→ **Task to complete**
Go through the data and copy each line where the word "true" shows up.

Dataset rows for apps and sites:
- - - -
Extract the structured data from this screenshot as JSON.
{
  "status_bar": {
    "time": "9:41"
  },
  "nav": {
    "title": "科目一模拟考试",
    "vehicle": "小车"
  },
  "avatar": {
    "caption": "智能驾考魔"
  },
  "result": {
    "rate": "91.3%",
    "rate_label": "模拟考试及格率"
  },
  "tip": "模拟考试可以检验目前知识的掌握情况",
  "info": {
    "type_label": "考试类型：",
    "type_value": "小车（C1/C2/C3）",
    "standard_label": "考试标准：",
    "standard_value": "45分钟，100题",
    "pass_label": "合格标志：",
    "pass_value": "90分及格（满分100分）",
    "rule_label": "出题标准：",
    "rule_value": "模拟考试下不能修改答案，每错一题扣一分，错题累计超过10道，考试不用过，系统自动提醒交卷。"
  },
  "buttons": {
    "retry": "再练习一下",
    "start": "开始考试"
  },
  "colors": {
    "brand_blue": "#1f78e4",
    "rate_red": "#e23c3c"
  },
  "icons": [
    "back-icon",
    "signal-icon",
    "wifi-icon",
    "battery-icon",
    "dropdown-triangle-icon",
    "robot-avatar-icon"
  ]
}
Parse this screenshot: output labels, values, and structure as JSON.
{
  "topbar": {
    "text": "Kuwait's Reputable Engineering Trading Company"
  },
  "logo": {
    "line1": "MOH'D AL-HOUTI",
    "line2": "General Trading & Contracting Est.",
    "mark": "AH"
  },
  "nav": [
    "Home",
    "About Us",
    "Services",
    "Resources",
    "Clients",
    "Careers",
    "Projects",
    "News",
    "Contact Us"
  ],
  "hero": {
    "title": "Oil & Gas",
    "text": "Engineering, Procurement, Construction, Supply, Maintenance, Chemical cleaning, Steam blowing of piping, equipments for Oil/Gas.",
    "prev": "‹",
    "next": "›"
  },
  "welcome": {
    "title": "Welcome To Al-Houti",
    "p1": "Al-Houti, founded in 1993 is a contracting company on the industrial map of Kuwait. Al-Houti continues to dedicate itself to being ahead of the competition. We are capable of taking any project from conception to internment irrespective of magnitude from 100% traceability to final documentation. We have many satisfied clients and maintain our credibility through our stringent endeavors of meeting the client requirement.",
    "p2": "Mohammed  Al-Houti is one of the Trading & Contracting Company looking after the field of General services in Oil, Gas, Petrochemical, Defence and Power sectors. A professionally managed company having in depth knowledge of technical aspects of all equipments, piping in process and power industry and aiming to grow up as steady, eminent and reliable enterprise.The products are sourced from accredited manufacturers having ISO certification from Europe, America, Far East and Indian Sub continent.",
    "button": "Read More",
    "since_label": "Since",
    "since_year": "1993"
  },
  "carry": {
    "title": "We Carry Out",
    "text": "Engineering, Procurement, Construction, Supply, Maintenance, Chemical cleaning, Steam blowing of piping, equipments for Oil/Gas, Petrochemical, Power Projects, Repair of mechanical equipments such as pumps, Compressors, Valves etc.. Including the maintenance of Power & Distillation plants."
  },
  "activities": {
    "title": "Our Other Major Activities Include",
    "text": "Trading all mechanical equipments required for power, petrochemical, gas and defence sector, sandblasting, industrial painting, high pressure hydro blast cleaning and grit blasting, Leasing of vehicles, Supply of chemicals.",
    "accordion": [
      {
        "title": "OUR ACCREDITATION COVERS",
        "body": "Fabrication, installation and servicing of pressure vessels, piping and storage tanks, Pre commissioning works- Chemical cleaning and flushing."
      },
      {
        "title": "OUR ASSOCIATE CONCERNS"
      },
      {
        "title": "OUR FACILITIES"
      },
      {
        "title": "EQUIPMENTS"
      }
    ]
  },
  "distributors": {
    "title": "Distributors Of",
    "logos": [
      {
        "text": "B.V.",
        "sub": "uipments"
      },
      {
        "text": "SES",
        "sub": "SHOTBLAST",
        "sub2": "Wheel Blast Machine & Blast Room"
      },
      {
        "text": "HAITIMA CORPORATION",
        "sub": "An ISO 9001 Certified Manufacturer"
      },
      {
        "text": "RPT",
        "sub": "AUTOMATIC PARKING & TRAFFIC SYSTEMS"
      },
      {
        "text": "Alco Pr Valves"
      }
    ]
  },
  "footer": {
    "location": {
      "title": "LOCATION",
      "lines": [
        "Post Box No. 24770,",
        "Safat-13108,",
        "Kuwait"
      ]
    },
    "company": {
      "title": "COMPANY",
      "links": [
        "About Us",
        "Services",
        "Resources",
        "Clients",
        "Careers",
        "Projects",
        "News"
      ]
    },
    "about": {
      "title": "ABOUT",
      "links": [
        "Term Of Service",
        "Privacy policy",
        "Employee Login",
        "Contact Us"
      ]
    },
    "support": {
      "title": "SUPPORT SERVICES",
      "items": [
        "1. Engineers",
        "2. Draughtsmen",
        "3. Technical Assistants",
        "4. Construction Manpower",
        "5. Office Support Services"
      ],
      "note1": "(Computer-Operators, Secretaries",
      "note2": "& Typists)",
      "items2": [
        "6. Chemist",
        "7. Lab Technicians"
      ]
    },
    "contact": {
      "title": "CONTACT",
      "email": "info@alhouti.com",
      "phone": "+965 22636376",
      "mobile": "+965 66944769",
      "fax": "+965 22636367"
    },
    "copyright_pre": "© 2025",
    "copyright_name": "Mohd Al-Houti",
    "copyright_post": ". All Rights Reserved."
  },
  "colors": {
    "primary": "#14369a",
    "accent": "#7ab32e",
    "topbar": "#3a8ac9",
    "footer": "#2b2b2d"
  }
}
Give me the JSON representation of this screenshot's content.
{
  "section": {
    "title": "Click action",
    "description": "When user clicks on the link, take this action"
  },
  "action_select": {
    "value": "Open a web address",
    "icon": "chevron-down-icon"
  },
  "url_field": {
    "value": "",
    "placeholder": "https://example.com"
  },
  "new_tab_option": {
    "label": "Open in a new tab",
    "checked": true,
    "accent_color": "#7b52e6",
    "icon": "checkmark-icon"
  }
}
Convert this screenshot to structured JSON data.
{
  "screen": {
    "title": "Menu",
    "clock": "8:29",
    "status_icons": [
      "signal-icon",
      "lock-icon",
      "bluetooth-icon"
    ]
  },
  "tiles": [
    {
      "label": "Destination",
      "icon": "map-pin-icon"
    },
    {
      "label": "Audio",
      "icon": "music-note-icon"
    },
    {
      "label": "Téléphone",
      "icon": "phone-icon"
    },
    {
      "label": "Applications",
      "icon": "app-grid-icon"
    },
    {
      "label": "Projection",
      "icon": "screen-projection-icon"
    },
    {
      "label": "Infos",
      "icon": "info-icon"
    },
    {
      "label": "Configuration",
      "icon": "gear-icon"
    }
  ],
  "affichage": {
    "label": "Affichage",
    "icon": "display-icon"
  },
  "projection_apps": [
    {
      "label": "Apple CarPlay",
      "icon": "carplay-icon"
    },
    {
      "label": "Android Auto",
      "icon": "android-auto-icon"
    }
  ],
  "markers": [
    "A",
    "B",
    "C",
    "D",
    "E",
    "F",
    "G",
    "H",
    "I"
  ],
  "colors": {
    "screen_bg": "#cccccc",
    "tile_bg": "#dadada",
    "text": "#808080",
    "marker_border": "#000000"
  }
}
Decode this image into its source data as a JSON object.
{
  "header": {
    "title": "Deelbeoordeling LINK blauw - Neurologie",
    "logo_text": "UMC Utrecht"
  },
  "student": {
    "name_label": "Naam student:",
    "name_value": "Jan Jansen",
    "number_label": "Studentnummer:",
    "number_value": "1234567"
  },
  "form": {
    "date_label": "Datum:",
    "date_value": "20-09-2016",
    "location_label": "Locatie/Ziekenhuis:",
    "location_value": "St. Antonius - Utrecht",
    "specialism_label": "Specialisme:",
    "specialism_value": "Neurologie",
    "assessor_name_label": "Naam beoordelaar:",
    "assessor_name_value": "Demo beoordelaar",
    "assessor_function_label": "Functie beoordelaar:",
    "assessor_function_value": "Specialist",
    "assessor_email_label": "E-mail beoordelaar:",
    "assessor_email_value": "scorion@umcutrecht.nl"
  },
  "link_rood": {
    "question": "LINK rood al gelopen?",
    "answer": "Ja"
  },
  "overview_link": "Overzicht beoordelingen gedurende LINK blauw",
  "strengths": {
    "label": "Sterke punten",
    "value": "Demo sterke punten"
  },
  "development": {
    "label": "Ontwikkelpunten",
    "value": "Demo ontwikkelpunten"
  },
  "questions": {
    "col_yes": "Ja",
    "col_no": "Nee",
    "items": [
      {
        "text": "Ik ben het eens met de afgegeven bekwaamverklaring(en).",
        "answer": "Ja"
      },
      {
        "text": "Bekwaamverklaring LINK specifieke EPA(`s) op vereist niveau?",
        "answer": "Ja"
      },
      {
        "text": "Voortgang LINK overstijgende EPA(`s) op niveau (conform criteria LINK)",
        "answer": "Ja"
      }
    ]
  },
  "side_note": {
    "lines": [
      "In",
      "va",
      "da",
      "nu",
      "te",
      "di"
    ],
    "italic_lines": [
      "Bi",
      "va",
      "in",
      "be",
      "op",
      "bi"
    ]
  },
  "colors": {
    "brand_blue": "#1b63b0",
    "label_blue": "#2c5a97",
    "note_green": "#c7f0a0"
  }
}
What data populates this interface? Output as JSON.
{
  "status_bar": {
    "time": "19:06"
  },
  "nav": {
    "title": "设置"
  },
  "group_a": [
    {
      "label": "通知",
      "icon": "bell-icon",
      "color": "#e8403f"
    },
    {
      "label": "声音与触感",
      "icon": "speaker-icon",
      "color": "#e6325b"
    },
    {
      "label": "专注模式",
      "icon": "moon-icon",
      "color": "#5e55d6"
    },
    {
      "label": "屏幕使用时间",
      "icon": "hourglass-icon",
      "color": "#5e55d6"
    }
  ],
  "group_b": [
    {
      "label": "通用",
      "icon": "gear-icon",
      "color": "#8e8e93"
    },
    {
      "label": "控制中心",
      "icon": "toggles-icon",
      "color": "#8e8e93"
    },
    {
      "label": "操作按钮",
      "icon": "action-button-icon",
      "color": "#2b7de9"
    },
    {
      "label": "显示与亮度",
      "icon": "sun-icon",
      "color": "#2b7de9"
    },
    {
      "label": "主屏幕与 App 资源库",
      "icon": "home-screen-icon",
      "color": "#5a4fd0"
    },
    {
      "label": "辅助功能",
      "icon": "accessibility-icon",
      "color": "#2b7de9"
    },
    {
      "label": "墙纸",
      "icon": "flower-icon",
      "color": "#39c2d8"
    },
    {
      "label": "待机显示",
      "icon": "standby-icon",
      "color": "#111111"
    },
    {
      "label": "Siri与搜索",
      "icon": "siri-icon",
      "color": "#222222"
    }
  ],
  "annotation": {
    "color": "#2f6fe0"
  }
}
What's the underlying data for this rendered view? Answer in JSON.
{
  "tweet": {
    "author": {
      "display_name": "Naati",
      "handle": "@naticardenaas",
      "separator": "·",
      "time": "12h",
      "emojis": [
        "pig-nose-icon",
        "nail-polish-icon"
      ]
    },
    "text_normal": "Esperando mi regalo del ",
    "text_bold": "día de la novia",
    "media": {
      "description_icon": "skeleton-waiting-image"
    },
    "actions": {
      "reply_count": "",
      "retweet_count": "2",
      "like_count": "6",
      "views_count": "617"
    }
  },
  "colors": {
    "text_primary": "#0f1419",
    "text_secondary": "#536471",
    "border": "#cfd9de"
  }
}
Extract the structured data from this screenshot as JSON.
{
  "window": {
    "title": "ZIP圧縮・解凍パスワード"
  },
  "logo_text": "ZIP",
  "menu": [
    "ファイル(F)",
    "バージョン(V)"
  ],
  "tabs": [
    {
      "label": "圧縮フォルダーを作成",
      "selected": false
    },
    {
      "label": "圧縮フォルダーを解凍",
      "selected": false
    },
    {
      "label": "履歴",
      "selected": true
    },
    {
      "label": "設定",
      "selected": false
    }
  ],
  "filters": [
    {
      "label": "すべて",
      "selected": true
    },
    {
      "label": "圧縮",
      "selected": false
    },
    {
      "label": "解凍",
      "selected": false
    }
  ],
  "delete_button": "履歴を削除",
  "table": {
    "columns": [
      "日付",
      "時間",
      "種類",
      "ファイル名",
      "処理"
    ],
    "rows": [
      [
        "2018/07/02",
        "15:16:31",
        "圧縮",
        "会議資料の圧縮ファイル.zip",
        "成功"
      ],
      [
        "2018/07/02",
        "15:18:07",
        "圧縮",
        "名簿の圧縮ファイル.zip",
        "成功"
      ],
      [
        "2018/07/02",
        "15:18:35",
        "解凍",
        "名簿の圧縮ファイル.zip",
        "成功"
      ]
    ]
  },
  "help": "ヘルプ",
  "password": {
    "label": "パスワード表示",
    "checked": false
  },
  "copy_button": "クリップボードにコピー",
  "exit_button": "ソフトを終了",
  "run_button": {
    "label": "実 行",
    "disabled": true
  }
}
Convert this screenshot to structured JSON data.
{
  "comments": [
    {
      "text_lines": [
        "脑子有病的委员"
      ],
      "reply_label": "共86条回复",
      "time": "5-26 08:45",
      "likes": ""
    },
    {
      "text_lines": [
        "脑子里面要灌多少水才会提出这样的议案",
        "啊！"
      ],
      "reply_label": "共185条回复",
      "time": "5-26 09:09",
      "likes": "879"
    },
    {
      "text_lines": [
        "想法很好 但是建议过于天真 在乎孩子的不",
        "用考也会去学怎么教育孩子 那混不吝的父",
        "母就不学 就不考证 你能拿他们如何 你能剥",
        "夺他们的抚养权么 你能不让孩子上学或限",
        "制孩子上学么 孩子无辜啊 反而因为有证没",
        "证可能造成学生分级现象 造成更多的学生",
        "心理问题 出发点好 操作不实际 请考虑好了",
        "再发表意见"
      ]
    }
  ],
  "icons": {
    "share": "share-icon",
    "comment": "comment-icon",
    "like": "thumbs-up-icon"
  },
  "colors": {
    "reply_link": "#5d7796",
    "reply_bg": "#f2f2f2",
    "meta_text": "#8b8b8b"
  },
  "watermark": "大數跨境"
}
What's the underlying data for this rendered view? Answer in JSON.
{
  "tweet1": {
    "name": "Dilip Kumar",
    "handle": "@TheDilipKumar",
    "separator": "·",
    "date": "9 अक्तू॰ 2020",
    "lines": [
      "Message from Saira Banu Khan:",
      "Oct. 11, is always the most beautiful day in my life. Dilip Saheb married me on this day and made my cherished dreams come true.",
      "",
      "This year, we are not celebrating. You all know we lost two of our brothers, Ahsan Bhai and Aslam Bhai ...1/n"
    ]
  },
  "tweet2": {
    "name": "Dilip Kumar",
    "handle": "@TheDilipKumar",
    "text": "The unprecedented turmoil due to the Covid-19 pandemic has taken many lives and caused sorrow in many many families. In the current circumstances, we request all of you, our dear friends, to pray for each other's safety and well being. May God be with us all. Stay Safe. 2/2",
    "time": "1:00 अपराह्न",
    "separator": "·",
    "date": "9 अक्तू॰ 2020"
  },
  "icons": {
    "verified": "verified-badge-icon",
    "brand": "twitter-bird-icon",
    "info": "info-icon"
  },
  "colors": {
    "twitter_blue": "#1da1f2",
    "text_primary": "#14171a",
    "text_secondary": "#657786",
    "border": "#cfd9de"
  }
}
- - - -
→ **Written response**
    "checked": true,
      "selected": true
      "selected": true
    "disabled": true
      "Oct. 11, is always the most beautiful day in my life. Dilip Saheb married me on this day and made my cherished dreams come true.",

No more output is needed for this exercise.